## Action item:
Pictures do not belong in your copy. Repeat all the other data exactly.

## Data records:
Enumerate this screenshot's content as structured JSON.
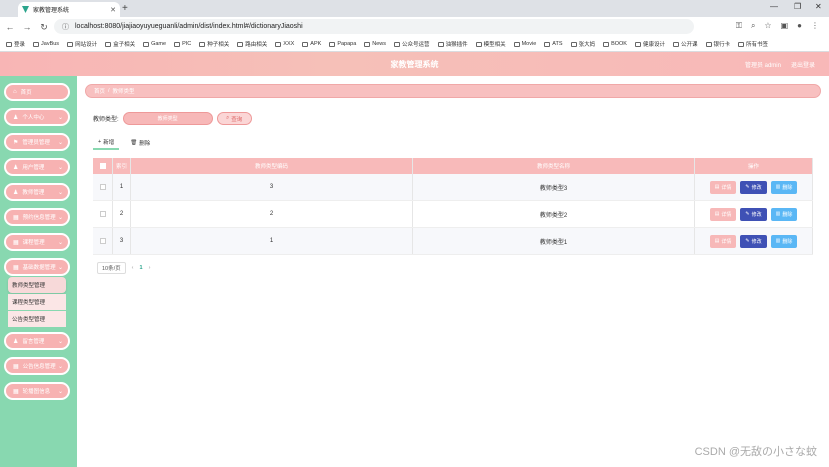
{
  "browser": {
    "tab_title": "家教管理系统",
    "url": "localhost:8080/jiajiaoyuyueguanli/admin/dist/index.html#/dictionaryJiaoshi",
    "bookmarks": [
      "登录",
      "JavBus",
      "网站设计",
      "盒子相关",
      "Game",
      "PIC",
      "种子相关",
      "路由相关",
      "XXX",
      "APK",
      "Papapa",
      "News",
      "公众号运营",
      "油猴插件",
      "模型相关",
      "Movie",
      "ATS",
      "张大妈",
      "BOOK",
      "健康设计",
      "公开课",
      "银行卡",
      "所有书签"
    ]
  },
  "header": {
    "title": "家教管理系统",
    "admin": "管理员 admin",
    "logout": "退出登录"
  },
  "sidebar": {
    "items": [
      {
        "label": "首页",
        "icon": "home-icon"
      },
      {
        "label": "个人中心",
        "icon": "user-icon"
      },
      {
        "label": "管理员管理",
        "icon": "flag-icon"
      },
      {
        "label": "用户管理",
        "icon": "user-icon"
      },
      {
        "label": "教师管理",
        "icon": "user-icon"
      },
      {
        "label": "预约信息管理",
        "icon": "grid-icon"
      },
      {
        "label": "课程管理",
        "icon": "grid-icon"
      },
      {
        "label": "基础数据管理",
        "icon": "grid-icon"
      },
      {
        "label": "留言管理",
        "icon": "user-icon"
      },
      {
        "label": "公告信息管理",
        "icon": "grid-icon"
      },
      {
        "label": "轮播图信息",
        "icon": "grid-icon"
      }
    ],
    "submenu": [
      "教师类型管理",
      "课程类型管理",
      "公告类型管理"
    ]
  },
  "breadcrumb": {
    "home": "首页",
    "sep": "/",
    "current": "教师类型"
  },
  "search": {
    "label": "教师类型",
    "placeholder": "教师类型",
    "button": "查询"
  },
  "actions": {
    "add": "新增",
    "delete": "删除"
  },
  "table": {
    "headers": [
      "索引",
      "教师类型编码",
      "教师类型名称",
      "操作"
    ],
    "rows": [
      {
        "index": "1",
        "code": "3",
        "name": "教师类型3"
      },
      {
        "index": "2",
        "code": "2",
        "name": "教师类型2"
      },
      {
        "index": "3",
        "code": "1",
        "name": "教师类型1"
      }
    ],
    "ops": {
      "detail": "详情",
      "edit": "修改",
      "remove": "删除"
    }
  },
  "pager": {
    "size": "10条/页",
    "page": "1"
  },
  "watermark": "CSDN @无敌の小さな蚊"
}
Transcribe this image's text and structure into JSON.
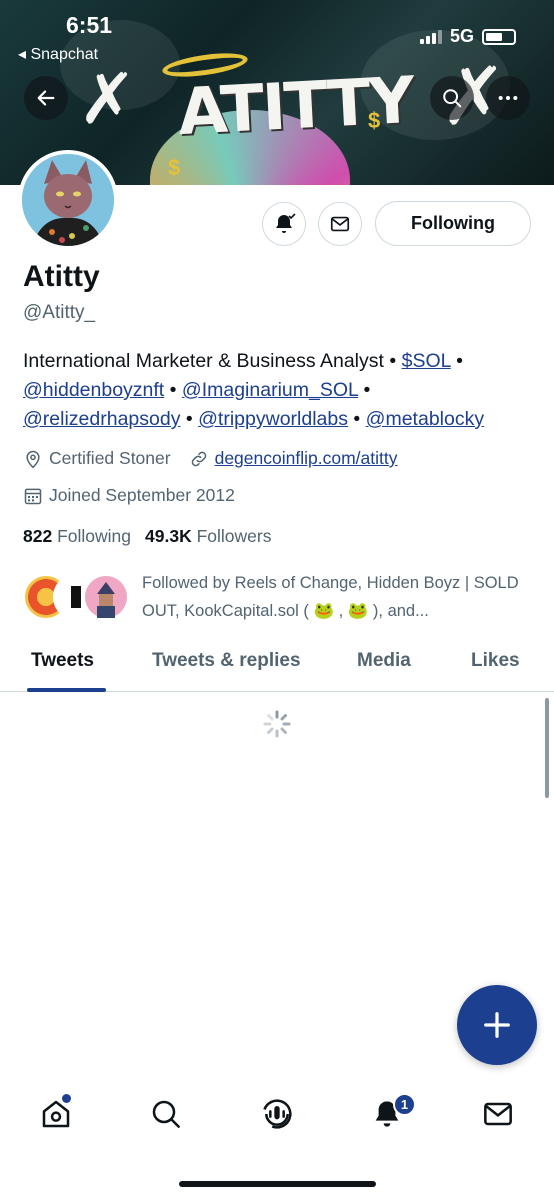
{
  "status_bar": {
    "time": "6:51",
    "back_app": "◂ Snapchat",
    "network": "5G"
  },
  "banner": {
    "art_text": "ATITTY"
  },
  "profile": {
    "name": "Atitty",
    "handle": "@Atitty_",
    "follow_button": "Following",
    "bio": {
      "text_1": "International Marketer & Business Analyst • ",
      "link_sol": "$SOL",
      "sep": " • ",
      "link_hidden": "@hiddenboyznft",
      "link_imag": "@Imaginarium_SOL",
      "link_relized": "@relizedrhapsody",
      "link_trippy": "@trippyworldlabs",
      "link_meta": "@metablocky"
    },
    "location": "Certified Stoner",
    "website": "degencoinflip.com/atitty",
    "joined": "Joined September 2012",
    "following_count": "822",
    "following_label": "Following",
    "followers_count": "49.3K",
    "followers_label": "Followers",
    "followed_by": "Followed by Reels of Change, Hidden Boyz | SOLD OUT, KookCapital.sol ( 🐸 , 🐸 ), and..."
  },
  "tabs": [
    {
      "label": "Tweets"
    },
    {
      "label": "Tweets & replies"
    },
    {
      "label": "Media"
    },
    {
      "label": "Likes"
    }
  ],
  "notifications_badge": "1",
  "colors": {
    "accent": "#1d3f8f",
    "secondary_text": "#536471",
    "border": "#cfd9de"
  }
}
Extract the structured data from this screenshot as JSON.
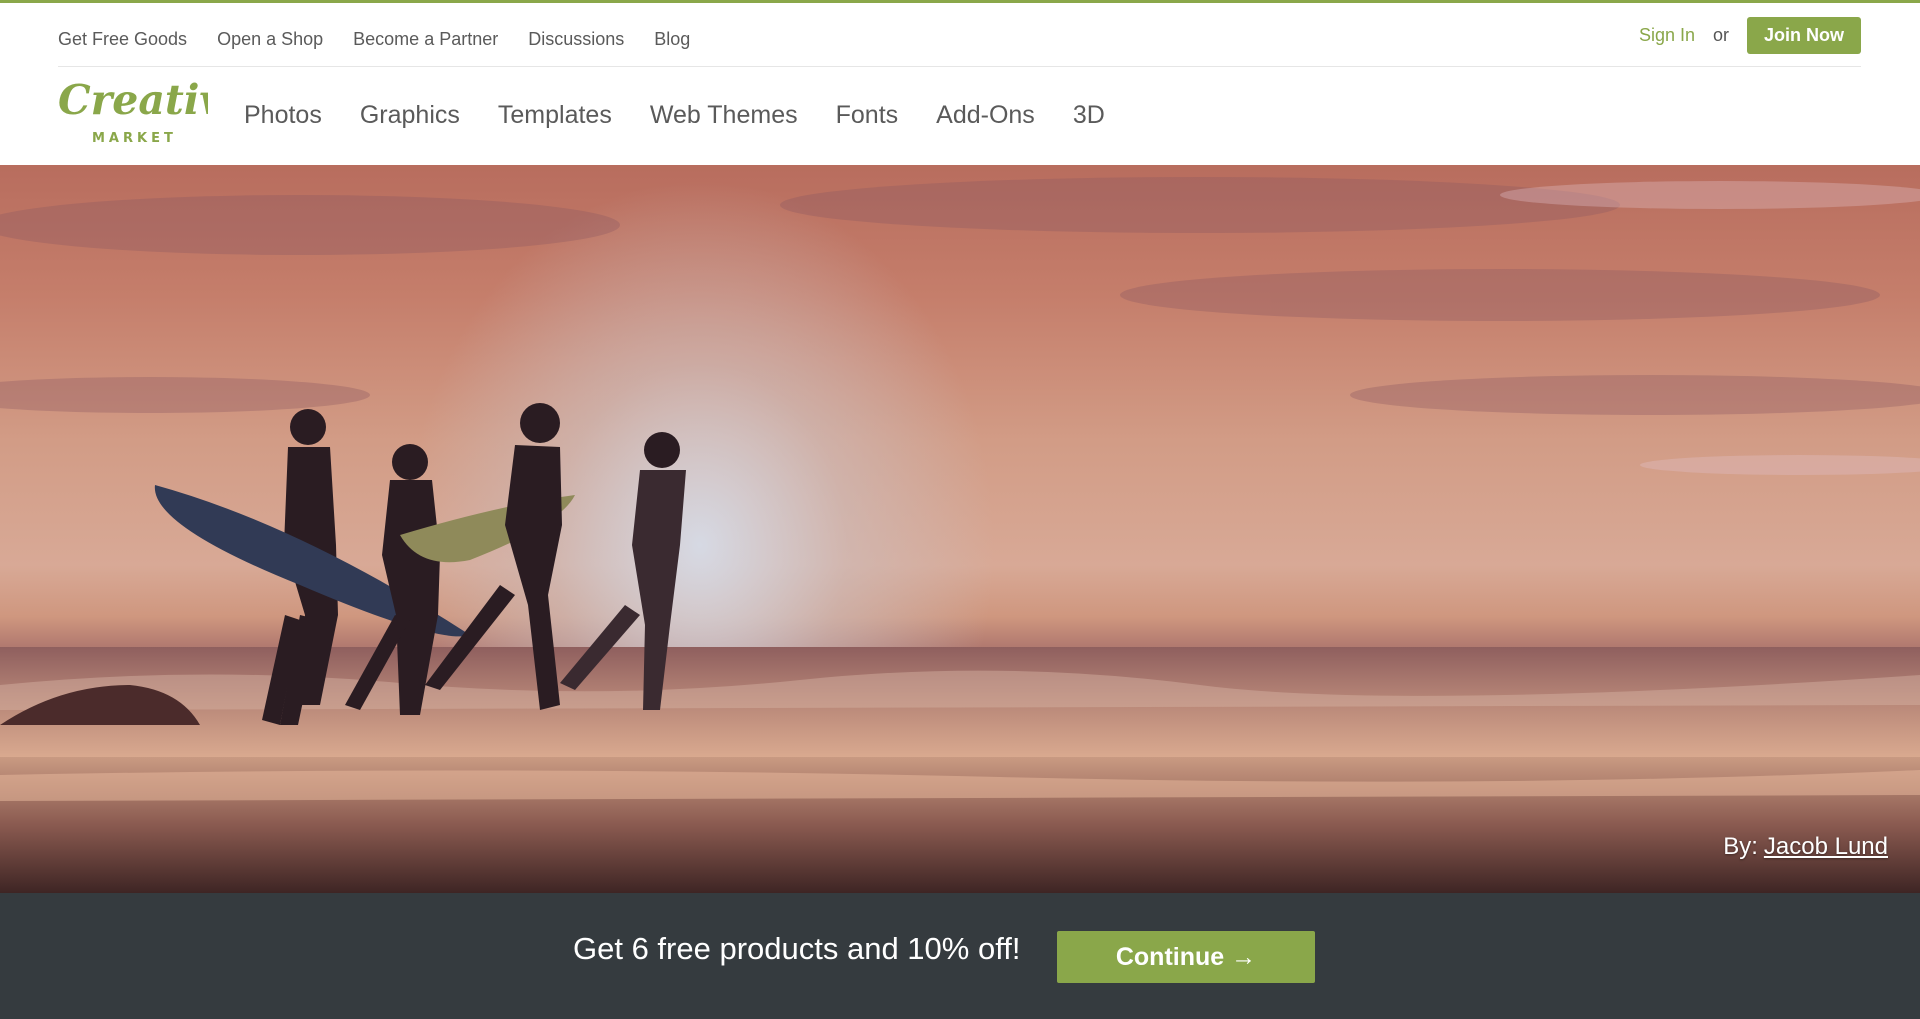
{
  "colors": {
    "brand_green": "#8aa74a",
    "dark_bar": "#353b3f",
    "nav_text": "#5a5a5a"
  },
  "utility_nav": {
    "links": [
      "Get Free Goods",
      "Open a Shop",
      "Become a Partner",
      "Discussions",
      "Blog"
    ],
    "sign_in": "Sign In",
    "or": "or",
    "join": "Join Now"
  },
  "brand": {
    "logo_word": "Creative",
    "logo_sub": "MARKET"
  },
  "main_nav": {
    "items": [
      "Photos",
      "Graphics",
      "Templates",
      "Web Themes",
      "Fonts",
      "Add-Ons",
      "3D"
    ]
  },
  "hero": {
    "credit_label": "By:",
    "credit_name": "Jacob Lund"
  },
  "cta": {
    "text": "Get 6 free products and 10% off!",
    "button": "Continue →"
  }
}
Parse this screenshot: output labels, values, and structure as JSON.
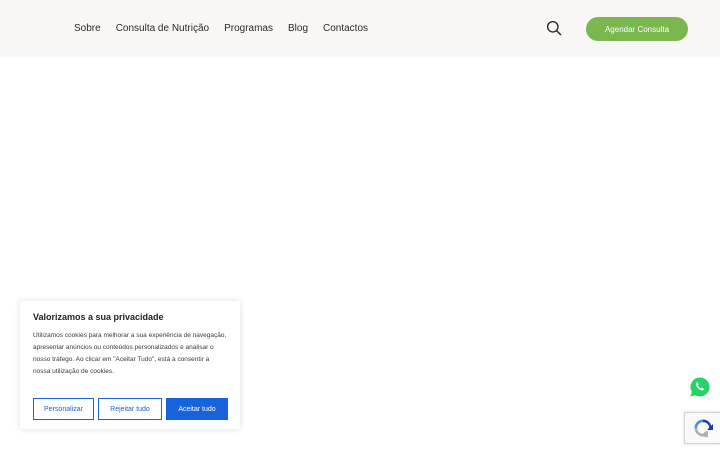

## Task solution:
Enumerate this screenshot's content as structured JSON.
{
  "browser": {
    "tab_title": "家教管理系统",
    "url": "localhost:8080/jiajiaoyuyueguanli/admin/dist/index.html#/dictionaryJiaoshi",
    "bookmarks": [
      "登录",
      "JavBus",
      "网站设计",
      "盒子相关",
      "Game",
      "PIC",
      "种子相关",
      "路由相关",
      "XXX",
      "APK",
      "Papapa",
      "News",
      "公众号运营",
      "油猴插件",
      "模型相关",
      "Movie",
      "ATS",
      "张大妈",
      "BOOK",
      "健康设计",
      "公开课",
      "银行卡",
      "所有书签"
    ]
  },
  "header": {
    "title": "家教管理系统",
    "admin": "管理员 admin",
    "logout": "退出登录"
  },
  "sidebar": {
    "items": [
      {
        "label": "首页",
        "icon": "home-icon"
      },
      {
        "label": "个人中心",
        "icon": "user-icon"
      },
      {
        "label": "管理员管理",
        "icon": "flag-icon"
      },
      {
        "label": "用户管理",
        "icon": "user-icon"
      },
      {
        "label": "教师管理",
        "icon": "user-icon"
      },
      {
        "label": "预约信息管理",
        "icon": "grid-icon"
      },
      {
        "label": "课程管理",
        "icon": "grid-icon"
      },
      {
        "label": "基础数据管理",
        "icon": "grid-icon"
      },
      {
        "label": "留言管理",
        "icon": "user-icon"
      },
      {
        "label": "公告信息管理",
        "icon": "grid-icon"
      },
      {
        "label": "轮播图信息",
        "icon": "grid-icon"
      }
    ],
    "submenu": [
      "教师类型管理",
      "课程类型管理",
      "公告类型管理"
    ]
  },
  "breadcrumb": {
    "home": "首页",
    "sep": "/",
    "current": "教师类型"
  },
  "search": {
    "label": "教师类型",
    "placeholder": "教师类型",
    "button": "查询"
  },
  "actions": {
    "add": "新增",
    "delete": "删除"
  },
  "table": {
    "headers": [
      "索引",
      "教师类型编码",
      "教师类型名称",
      "操作"
    ],
    "rows": [
      {
        "index": "1",
        "code": "3",
        "name": "教师类型3"
      },
      {
        "index": "2",
        "code": "2",
        "name": "教师类型2"
      },
      {
        "index": "3",
        "code": "1",
        "name": "教师类型1"
      }
    ],
    "ops": {
      "detail": "详情",
      "edit": "修改",
      "remove": "删除"
    }
  },
  "pager": {
    "size": "10条/页",
    "page": "1"
  },
  "watermark": "CSDN @无敌の小さな蚊"
}
Transcribe this image's text and structure into JSON.
{
  "status_bar": {
    "time": "6:51",
    "back_app": "◂ Snapchat",
    "network": "5G"
  },
  "banner": {
    "art_text": "ATITTY"
  },
  "profile": {
    "name": "Atitty",
    "handle": "@Atitty_",
    "follow_button": "Following",
    "bio": {
      "text_1": "International Marketer & Business Analyst • ",
      "link_sol": "$SOL",
      "sep": " • ",
      "link_hidden": "@hiddenboyznft",
      "link_imag": "@Imaginarium_SOL",
      "link_relized": "@relizedrhapsody",
      "link_trippy": "@trippyworldlabs",
      "link_meta": "@metablocky"
    },
    "location": "Certified Stoner",
    "website": "degencoinflip.com/atitty",
    "joined": "Joined September 2012",
    "following_count": "822",
    "following_label": "Following",
    "followers_count": "49.3K",
    "followers_label": "Followers",
    "followed_by": "Followed by Reels of Change, Hidden Boyz | SOLD OUT, KookCapital.sol ( 🐸 , 🐸 ), and..."
  },
  "tabs": [
    {
      "label": "Tweets"
    },
    {
      "label": "Tweets & replies"
    },
    {
      "label": "Media"
    },
    {
      "label": "Likes"
    }
  ],
  "notifications_badge": "1",
  "colors": {
    "accent": "#1d3f8f",
    "secondary_text": "#536471",
    "border": "#cfd9de"
  }
}
Extract the structured data from this screenshot as JSON.
{
  "colors": {
    "brand_green": "#8aa74a",
    "dark_bar": "#353b3f",
    "nav_text": "#5a5a5a"
  },
  "utility_nav": {
    "links": [
      "Get Free Goods",
      "Open a Shop",
      "Become a Partner",
      "Discussions",
      "Blog"
    ],
    "sign_in": "Sign In",
    "or": "or",
    "join": "Join Now"
  },
  "brand": {
    "logo_word": "Creative",
    "logo_sub": "MARKET"
  },
  "main_nav": {
    "items": [
      "Photos",
      "Graphics",
      "Templates",
      "Web Themes",
      "Fonts",
      "Add-Ons",
      "3D"
    ]
  },
  "hero": {
    "credit_label": "By:",
    "credit_name": "Jacob Lund"
  },
  "cta": {
    "text": "Get 6 free products and 10% off!",
    "button": "Continue →"
  }
}
Parse this screenshot: output labels, values, and structure as JSON.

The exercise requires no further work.